__Directions for this task__: Pull out every line from the listing that has the word "JSON".

__Data__:
------------------------------------------------

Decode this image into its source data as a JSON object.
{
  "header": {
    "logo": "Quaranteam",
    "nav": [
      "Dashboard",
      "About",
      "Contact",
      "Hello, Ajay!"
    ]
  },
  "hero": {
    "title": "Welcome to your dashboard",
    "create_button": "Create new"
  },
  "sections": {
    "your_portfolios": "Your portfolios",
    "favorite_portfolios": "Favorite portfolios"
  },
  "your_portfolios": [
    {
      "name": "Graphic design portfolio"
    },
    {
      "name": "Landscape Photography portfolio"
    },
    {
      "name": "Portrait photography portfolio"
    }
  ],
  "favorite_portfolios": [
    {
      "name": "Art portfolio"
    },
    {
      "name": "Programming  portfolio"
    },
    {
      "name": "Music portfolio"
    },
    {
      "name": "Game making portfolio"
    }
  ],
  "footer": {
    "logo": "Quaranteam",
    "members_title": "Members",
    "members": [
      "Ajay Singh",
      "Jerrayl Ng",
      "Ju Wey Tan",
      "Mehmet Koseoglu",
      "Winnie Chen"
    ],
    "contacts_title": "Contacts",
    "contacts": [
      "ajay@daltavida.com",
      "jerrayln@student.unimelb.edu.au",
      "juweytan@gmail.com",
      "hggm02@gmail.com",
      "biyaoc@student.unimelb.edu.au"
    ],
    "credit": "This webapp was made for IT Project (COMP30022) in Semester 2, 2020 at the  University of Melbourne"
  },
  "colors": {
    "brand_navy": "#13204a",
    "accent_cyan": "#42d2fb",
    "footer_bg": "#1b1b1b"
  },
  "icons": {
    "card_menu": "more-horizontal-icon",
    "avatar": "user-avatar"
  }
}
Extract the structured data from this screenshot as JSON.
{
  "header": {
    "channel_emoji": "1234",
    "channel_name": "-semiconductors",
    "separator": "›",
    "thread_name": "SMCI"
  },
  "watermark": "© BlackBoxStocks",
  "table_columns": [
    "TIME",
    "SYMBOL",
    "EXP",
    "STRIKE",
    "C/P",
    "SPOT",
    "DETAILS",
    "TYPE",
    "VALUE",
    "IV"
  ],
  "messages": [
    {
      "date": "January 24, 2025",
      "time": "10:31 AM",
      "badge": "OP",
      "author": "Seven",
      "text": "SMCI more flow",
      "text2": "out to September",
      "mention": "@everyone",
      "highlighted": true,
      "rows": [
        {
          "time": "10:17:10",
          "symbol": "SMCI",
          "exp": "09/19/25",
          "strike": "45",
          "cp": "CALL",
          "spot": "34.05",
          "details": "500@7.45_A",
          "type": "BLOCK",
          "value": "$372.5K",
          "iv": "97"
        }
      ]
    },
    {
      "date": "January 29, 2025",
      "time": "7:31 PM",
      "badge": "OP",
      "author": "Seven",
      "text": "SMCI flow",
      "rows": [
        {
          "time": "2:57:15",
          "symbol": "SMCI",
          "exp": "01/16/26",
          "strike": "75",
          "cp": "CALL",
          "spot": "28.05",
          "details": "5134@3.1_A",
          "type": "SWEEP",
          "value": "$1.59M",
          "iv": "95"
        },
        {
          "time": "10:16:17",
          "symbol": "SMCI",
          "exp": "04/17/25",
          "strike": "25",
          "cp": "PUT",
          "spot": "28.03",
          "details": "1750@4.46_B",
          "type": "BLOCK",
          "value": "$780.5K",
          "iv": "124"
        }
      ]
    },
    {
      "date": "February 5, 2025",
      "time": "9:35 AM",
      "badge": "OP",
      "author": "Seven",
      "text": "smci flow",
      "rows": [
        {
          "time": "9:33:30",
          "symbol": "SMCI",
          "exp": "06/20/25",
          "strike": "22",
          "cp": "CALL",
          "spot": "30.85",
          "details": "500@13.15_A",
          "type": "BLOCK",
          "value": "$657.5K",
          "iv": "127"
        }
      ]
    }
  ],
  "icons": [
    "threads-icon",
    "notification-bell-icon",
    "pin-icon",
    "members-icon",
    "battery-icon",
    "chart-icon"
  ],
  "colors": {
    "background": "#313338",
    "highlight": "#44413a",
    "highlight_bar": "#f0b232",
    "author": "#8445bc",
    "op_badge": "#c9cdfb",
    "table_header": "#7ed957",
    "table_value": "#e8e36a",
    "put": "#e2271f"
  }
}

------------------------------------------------

__Exercise result__:
Decode this image into its source data as a JSON object.
Extract the structured data from this screenshot as JSON.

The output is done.